Arm/Fire Device (AFD)
Arm/Fire Devices (AFD) are commonly used on missile programs to provide safe initiation of solid rocket motors. AFDs are rotating mechanism that move electric detonators in-line (ARM) and out-of-line (SAFE) with downstream ordnance, preventing inadvertent rocket motor ignition while in the SAFE position and assuring reliable initiation when in the ARM position. AFDs are flight proven devices that are compliant to MIL-STD 1901A requirements. EBAD has developed and qualified AFDs for many missile programs and deliver thousands each year. Several AFD examples are shown in this data sheet, which can be customized to meet specific system requirements.
Principle of Operation
The AFD mount directly into the forward dome of a solid rocket motor and interfaces with the rocket motor ignitor basket. In the SAFE position the AFD is electrically and mechanically isolated from system inputs and explosive outputs. When arming voltage is applied, the internal electrical detonators are rotated and aligned with a pair of internal Thru-Bulkhead Initiators (TBI). When detonators are fired, the TBIs produce a time/pressure and caloric output sufficient to light the rocket motor.
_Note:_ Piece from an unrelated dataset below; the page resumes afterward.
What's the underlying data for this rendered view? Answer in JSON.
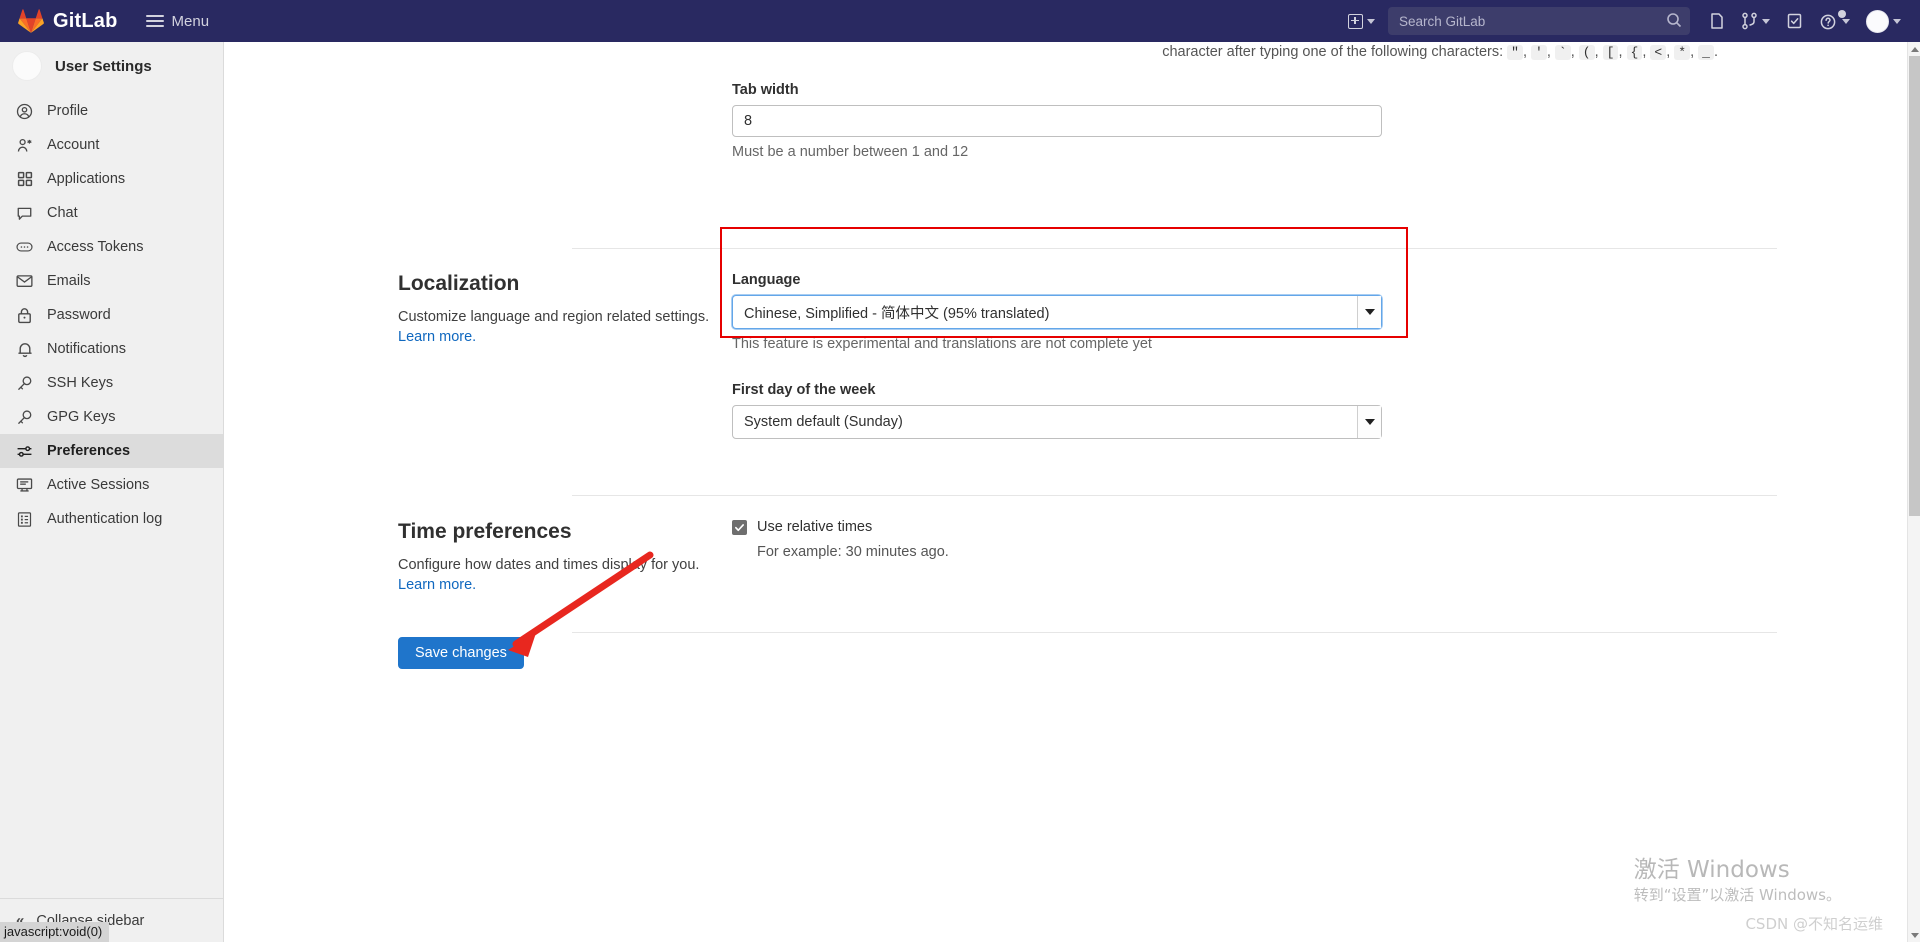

The TBI provides a pressure containment barrier after functioning to prevent leakage of rocket motor pressure. The AFD does not contain a mechanical detent to keep the AFD in the ARM state, but rather returns to the SAFE position via a passive spring once arming power is removed. The electric detonators are intended to be actuated within several seconds after arming, thus the assembly is called an Arm/Fire Device.
The AFD has a hermetically sealed stainless-steel body that houses the critical components of the device. The AFD contains dual electric detonators, and an electrically operated torque motor or rotary solenoid to rotate the detonators into the in-line (ARM) position. A passive spring rotates the AFD into the SAFE position once arming power is removed. Dual TBIs are used for redundancy and initiate a common pyrotechnic motor ignition charge. In some AFDs, a disk with a simple visual indicator is affixed to the common shaft turned by the motor. As the motor rotates the visual indicator moves with respect to a stationary window where the visual status can be viewed.
AFDs are used for solid rocket motor ignition on tactical missiles and missile defense platforms when a rapid ARM-FIRE sequence is needed for missile launch or actuation.
- MIL-STD-1901A compliant
- Used on multiple US and foreign platforms
- Installs directly into solid rocket motor dome
- Internal redundant electric detonators
- High speed ARM-FIRE sequence for rapid motor ignition
- Small, low profile package